__What the exercise asks__:
Only lines with the string "localhost" are wanted. Pull them out of the data.

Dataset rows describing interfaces
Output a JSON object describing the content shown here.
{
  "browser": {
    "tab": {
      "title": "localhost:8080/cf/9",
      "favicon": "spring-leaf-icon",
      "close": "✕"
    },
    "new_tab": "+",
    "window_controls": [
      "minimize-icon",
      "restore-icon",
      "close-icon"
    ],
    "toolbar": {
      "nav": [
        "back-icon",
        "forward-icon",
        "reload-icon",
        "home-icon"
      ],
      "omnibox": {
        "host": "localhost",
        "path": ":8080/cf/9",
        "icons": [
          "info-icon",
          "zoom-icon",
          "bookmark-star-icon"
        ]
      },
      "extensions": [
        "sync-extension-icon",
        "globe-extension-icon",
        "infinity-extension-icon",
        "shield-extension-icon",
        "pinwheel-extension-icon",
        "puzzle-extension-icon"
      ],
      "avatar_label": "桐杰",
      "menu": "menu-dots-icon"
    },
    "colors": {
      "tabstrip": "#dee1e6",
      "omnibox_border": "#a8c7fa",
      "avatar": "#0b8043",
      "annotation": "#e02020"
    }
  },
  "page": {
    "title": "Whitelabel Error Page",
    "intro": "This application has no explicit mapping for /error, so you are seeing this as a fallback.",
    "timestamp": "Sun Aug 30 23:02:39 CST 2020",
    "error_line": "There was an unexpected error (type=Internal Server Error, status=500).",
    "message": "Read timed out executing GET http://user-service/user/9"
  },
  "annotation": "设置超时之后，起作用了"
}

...

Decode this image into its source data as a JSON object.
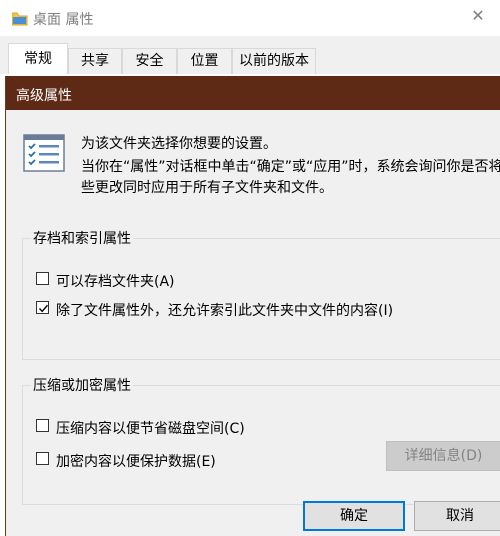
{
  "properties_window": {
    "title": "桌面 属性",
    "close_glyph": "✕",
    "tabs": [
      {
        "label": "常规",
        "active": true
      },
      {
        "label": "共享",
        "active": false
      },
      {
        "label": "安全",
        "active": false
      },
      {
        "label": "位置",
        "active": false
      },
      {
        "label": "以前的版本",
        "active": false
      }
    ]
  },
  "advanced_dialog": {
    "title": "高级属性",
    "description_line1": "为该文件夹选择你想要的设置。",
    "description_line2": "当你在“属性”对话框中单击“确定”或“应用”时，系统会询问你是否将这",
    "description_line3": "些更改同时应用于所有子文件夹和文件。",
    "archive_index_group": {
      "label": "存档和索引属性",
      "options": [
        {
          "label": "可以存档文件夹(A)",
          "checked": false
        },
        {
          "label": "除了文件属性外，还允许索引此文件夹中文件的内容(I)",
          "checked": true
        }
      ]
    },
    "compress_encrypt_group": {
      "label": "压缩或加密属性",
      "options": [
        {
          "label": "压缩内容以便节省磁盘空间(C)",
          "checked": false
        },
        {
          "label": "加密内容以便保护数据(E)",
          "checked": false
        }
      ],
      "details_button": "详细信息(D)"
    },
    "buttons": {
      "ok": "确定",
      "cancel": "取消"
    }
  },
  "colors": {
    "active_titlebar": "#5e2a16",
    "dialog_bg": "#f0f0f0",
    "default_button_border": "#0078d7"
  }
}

__Output of the task__:
      "title": "localhost:8080/cf/9",
        "host": "localhost",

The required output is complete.